▶ [DIRECTIONS FOR THIS TASK]
Return each line of the data that follows exactly as it reads.

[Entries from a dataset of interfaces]

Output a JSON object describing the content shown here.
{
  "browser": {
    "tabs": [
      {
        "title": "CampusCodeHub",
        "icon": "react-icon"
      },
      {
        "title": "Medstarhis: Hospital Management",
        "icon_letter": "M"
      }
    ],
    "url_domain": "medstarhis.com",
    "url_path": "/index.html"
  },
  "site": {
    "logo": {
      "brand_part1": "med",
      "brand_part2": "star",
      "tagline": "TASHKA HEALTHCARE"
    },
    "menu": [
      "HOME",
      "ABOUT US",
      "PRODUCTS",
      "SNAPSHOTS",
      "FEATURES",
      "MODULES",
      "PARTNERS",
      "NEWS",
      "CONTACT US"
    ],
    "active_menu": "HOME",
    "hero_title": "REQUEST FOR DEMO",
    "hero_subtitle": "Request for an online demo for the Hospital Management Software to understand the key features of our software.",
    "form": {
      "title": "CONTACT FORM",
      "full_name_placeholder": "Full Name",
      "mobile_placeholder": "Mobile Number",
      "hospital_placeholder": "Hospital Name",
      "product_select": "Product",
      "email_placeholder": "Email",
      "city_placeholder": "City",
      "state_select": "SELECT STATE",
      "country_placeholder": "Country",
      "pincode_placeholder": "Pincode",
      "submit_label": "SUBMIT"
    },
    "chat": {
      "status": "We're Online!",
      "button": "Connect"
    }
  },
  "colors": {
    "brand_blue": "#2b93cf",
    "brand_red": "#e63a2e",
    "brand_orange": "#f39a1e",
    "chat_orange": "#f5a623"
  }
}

▶ [REPLY TO THE TASK]
Output a JSON object describing the content shown here.
{
  "browser": {
    "tabs": [
      {
        "title": "CampusCodeHub",
        "icon": "react-icon"
      },
      {
        "title": "Medstarhis: Hospital Management",
        "icon_letter": "M"
      }
    ],
    "url_domain": "medstarhis.com",
    "url_path": "/index.html"
  },
  "site": {
    "logo": {
      "brand_part1": "med",
      "brand_part2": "star",
      "tagline": "TASHKA HEALTHCARE"
    },
    "menu": [
      "HOME",
      "ABOUT US",
      "PRODUCTS",
      "SNAPSHOTS",
      "FEATURES",
      "MODULES",
      "PARTNERS",
      "NEWS",
      "CONTACT US"
    ],
    "active_menu": "HOME",
    "hero_title": "REQUEST FOR DEMO",
    "hero_subtitle": "Request for an online demo for the Hospital Management Software to understand the key features of our software.",
    "form": {
      "title": "CONTACT FORM",
      "full_name_placeholder": "Full Name",
      "mobile_placeholder": "Mobile Number",
      "hospital_placeholder": "Hospital Name",
      "product_select": "Product",
      "email_placeholder": "Email",
      "city_placeholder": "City",
      "state_select": "SELECT STATE",
      "country_placeholder": "Country",
      "pincode_placeholder": "Pincode",
      "submit_label": "SUBMIT"
    },
    "chat": {
      "status": "We're Online!",
      "button": "Connect"
    }
  },
  "colors": {
    "brand_blue": "#2b93cf",
    "brand_red": "#e63a2e",
    "brand_orange": "#f39a1e",
    "chat_orange": "#f5a623"
  }
}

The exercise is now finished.